I remember this one character from a hit show from 90s, Hum Paanch, a middle aged woman who plays neighbor of the girls, whenever she visited them, emphasized on “Aunty mat Kaho na” (Don’t call me Aunty). She was projected, as this flamboyant woman who was very conscious of her looks and age, the character was very animated. Cut to today, in our 30s, and some in 40s, oddly remind me of that character, not for the comical reasons, but for reasons how the word ‘Aunty’ is offensive rather than endearing. There are times when I meet friends and we vent about the situation when the ‘not so young and not related’ people call us Aunty. It’s annoying.
Coming back to us, my fellow 30-somethings and the 40-somethings, we collectively despise being addressed as ‘Aunty’, unless,
- You are friends with our kids,
- Call us Aunty instead or Masi/mami/Bua/Chachi, that means you are related to us or
- You are our friends’ kids.
- If you do not fit into any of the above, please refrain from calling us the dreadful ‘A’ word if you love your life.I personally don’t mind being addressed as Ma’am (in a professional setting) or Mrs Rao or First Name as simple as that. Didi and Bhabhi are redundant and equally bad, so don’t even go there. However, I may just excuse that to the vernaculars that still follow the antiquated terminology.
In my personal experience, I have only been called aunty by 20-somethings when their moms have addressed me as aunty for them; these are mostly women from the society or extended family. Luckily no 20-somethings who know me out of this realm of connections have called me Aunty.

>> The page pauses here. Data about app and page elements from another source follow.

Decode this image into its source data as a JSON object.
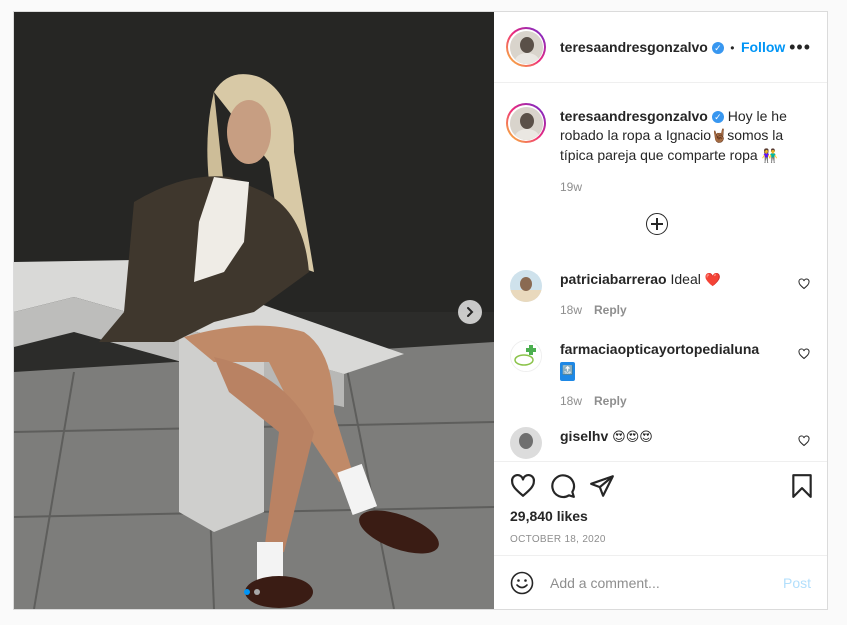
{
  "post": {
    "username": "teresaandresgonzalvo",
    "verified": true,
    "separator": "•",
    "follow_label": "Follow",
    "more_label": "•••",
    "caption": {
      "text_a": "Hoy le he robado la ropa a Ignacio",
      "emoji_a": "🤘🏾",
      "text_b": "somos la típica pareja que comparte ropa ",
      "emoji_b": "👫",
      "time": "19w"
    },
    "comments": [
      {
        "username": "patriciabarrerao",
        "text": "Ideal ",
        "emoji": "❤️",
        "time": "18w",
        "reply_label": "Reply"
      },
      {
        "username": "farmaciaopticayortopedialuna",
        "text": "",
        "emoji": "🔝",
        "time": "18w",
        "reply_label": "Reply"
      },
      {
        "username": "giselhv",
        "text": "",
        "emoji": "😍😍😍",
        "time": "",
        "reply_label": ""
      }
    ],
    "likes_text": "29,840 likes",
    "date_text": "OCTOBER 18, 2020",
    "comment_placeholder": "Add a comment...",
    "post_label": "Post",
    "carousel": {
      "slides": 2,
      "active_index": 0
    }
  },
  "colors": {
    "accent": "#0095f6",
    "verified": "#3897f0",
    "heart_red": "#ed4956",
    "post_disabled": "#b2dffc"
  },
  "icons": [
    "heart-icon",
    "comment-icon",
    "share-icon",
    "bookmark-icon",
    "emoji-icon",
    "chevron-right-icon",
    "add-circle-icon"
  ]
}
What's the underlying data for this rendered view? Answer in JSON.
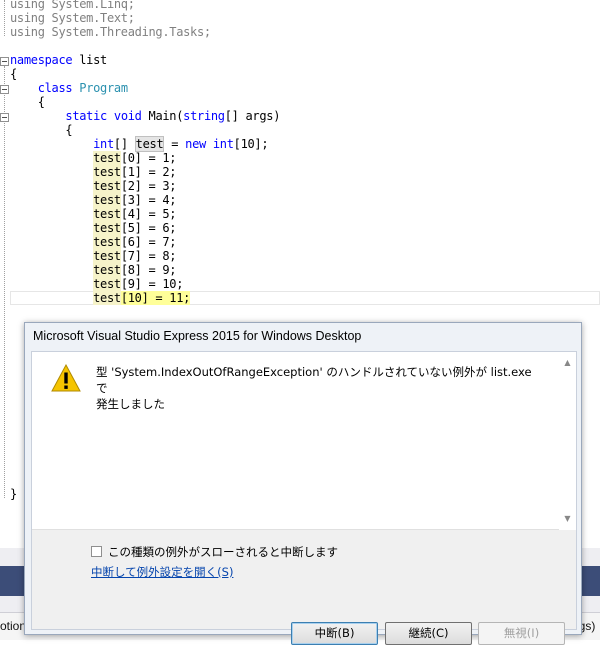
{
  "editor": {
    "lines": [
      {
        "indent": "",
        "parts": [
          {
            "t": "using System.Linq;",
            "c": "ns-dim"
          }
        ]
      },
      {
        "indent": "",
        "parts": [
          {
            "t": "using System.Text;",
            "c": "ns-dim"
          }
        ]
      },
      {
        "indent": "",
        "parts": [
          {
            "t": "using System.Threading.Tasks;",
            "c": "ns-dim"
          }
        ]
      },
      {
        "indent": "",
        "parts": []
      },
      {
        "indent": "",
        "parts": [
          {
            "t": "namespace",
            "c": "kw"
          },
          {
            "t": " list",
            "c": ""
          }
        ]
      },
      {
        "indent": "",
        "parts": [
          {
            "t": "{",
            "c": ""
          }
        ]
      },
      {
        "indent": "    ",
        "parts": [
          {
            "t": "class",
            "c": "kw"
          },
          {
            "t": " ",
            "c": ""
          },
          {
            "t": "Program",
            "c": "ty"
          }
        ]
      },
      {
        "indent": "    ",
        "parts": [
          {
            "t": "{",
            "c": ""
          }
        ]
      },
      {
        "indent": "        ",
        "parts": [
          {
            "t": "static",
            "c": "kw"
          },
          {
            "t": " ",
            "c": ""
          },
          {
            "t": "void",
            "c": "kw"
          },
          {
            "t": " Main(",
            "c": ""
          },
          {
            "t": "string",
            "c": "kw"
          },
          {
            "t": "[] args)",
            "c": ""
          }
        ]
      },
      {
        "indent": "        ",
        "parts": [
          {
            "t": "{",
            "c": ""
          }
        ]
      },
      {
        "indent": "            ",
        "parts": [
          {
            "t": "int",
            "c": "kw"
          },
          {
            "t": "[] ",
            "c": ""
          },
          {
            "t": "test",
            "c": "ref-box"
          },
          {
            "t": " = ",
            "c": ""
          },
          {
            "t": "new",
            "c": "kw"
          },
          {
            "t": " ",
            "c": ""
          },
          {
            "t": "int",
            "c": "kw"
          },
          {
            "t": "[10];",
            "c": ""
          }
        ]
      },
      {
        "indent": "            ",
        "parts": [
          {
            "t": "test",
            "c": "hl"
          },
          {
            "t": "[0] = 1;",
            "c": ""
          }
        ]
      },
      {
        "indent": "            ",
        "parts": [
          {
            "t": "test",
            "c": "hl"
          },
          {
            "t": "[1] = 2;",
            "c": ""
          }
        ]
      },
      {
        "indent": "            ",
        "parts": [
          {
            "t": "test",
            "c": "hl"
          },
          {
            "t": "[2] = 3;",
            "c": ""
          }
        ]
      },
      {
        "indent": "            ",
        "parts": [
          {
            "t": "test",
            "c": "hl"
          },
          {
            "t": "[3] = 4;",
            "c": ""
          }
        ]
      },
      {
        "indent": "            ",
        "parts": [
          {
            "t": "test",
            "c": "hl"
          },
          {
            "t": "[4] = 5;",
            "c": ""
          }
        ]
      },
      {
        "indent": "            ",
        "parts": [
          {
            "t": "test",
            "c": "hl"
          },
          {
            "t": "[5] = 6;",
            "c": ""
          }
        ]
      },
      {
        "indent": "            ",
        "parts": [
          {
            "t": "test",
            "c": "hl"
          },
          {
            "t": "[6] = 7;",
            "c": ""
          }
        ]
      },
      {
        "indent": "            ",
        "parts": [
          {
            "t": "test",
            "c": "hl"
          },
          {
            "t": "[7] = 8;",
            "c": ""
          }
        ]
      },
      {
        "indent": "            ",
        "parts": [
          {
            "t": "test",
            "c": "hl"
          },
          {
            "t": "[8] = 9;",
            "c": ""
          }
        ]
      },
      {
        "indent": "            ",
        "parts": [
          {
            "t": "test",
            "c": "hl"
          },
          {
            "t": "[9] = 10;",
            "c": ""
          }
        ]
      },
      {
        "indent": "            ",
        "parts": [
          {
            "t": "test",
            "c": "hl"
          },
          {
            "t": "[10] = 11;",
            "c": "hl-err"
          }
        ]
      }
    ],
    "closing_brace": "}"
  },
  "ide": {
    "left_fragment": "otion",
    "right_fragment": "args)"
  },
  "dialog": {
    "title": "Microsoft Visual Studio Express 2015 for Windows Desktop",
    "icon": "warning-icon",
    "message_line1": "型 'System.IndexOutOfRangeException' のハンドルされていない例外が list.exe で",
    "message_line2": "発生しました",
    "checkbox_label": "この種類の例外がスローされると中断します",
    "checkbox_checked": false,
    "link_label": "中断して例外設定を開く(S)",
    "buttons": {
      "break": "中断(B)",
      "continue": "継続(C)",
      "ignore": "無視(I)"
    }
  },
  "colors": {
    "keyword": "#0000ff",
    "type": "#2b91af",
    "ide_bar": "#3c4d78"
  }
}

It’s this trend of unknown people and especially the youngsters living with their parents in the society complex calling a woman aunty… just cause she is married or has a kid is an annoying practice.
While simmering in my exasperation I also realized that men are as sensitive, if not more, to the term ‘uncle’. Earlier I believed that it was just the women who were finicky about this term, I was proven wrong. Men, whether they admit openly or not, are bothered when they are randomly addressed as ‘uncle’. When addressed by unrelated individuals, gender notwithstanding, the words Aunty/Uncle are equally offensive. They not only remind you that you aren’t ‘young’ anymore, but they also indicate that one might be looked at as boring and not cool enough.I think once someone is an adult, you should make your own decisions about how to address an individual, believe me most people like to be addressed by their first name. If you are really overflowing with respect for this person then you can just call them ma’am/sir. Also, lots of people use this term in a demeaning and condescending manner towards the addressee. My advice is for you to refrain, because you know, Karma and all.
I was wondering if many share my plight or just the few I happened to speak with. A larger survey resulted in mind-blowing results… So I was mostly right to assume, when I started writing this, that majority of people DO NOT like to be addressed as Aunty/Uncle, unless of course one can establish a familiarity or relationship. People in their 40s dislike these terms as much, but since their children are older, they are more accustomed to be called aunty/uncle by older individuals. They do not normally react as fiercely as the 30-something.
Listed below are the most common answers to the survey questions. Here we all agree that it’s legit being called aunty/uncle by nieces/nephews and kids of our classmates/batch mates, also friends of children.
Q. Have you ever been called an aunty/uncle?
Yes. Everyone in their 30s and 40s has been addressed so.
Q. If yes, when, where and by whom?
By Children and by strangers! People who want to call out to you in public and may/may not know your name. Anyone who is even slightly younger or sometimes older people too! Facepalm
Q. How do you feel about?
Terrible! Hate it; especially when its people who may seem to be much older than the acceptable age to call you aunty/uncle.
Q. What’s the acceptable age of a person who can call you aunty/uncle?
Anyone who is 18 years and under or has an age difference of more than 20 years.
Q. Would you prefer to be called something else?
Yes. First name… Ma’am/Sir… Mr. or Ms. Last name…
Q. Do you want to say something to the 20-something year olds who call you aunty/uncle?
I got some of the best responses in this… sharing a selected few…
- I am old enough to be your older sister
- Uncle hoga tera Baap
- Dude, I am old enough to be your younger brother 😉
- AI will take your job
- Wait for it! The teenagers are coming for you too
In conclusion, my advice to you, if you are the perpetrators, drop the word!!! Its offensive! If you are the victim, High Five we all sail in the same boat!
Photo courtesy – Youtube
- Srushti Rao
- September 6, 2017
- 1 Comment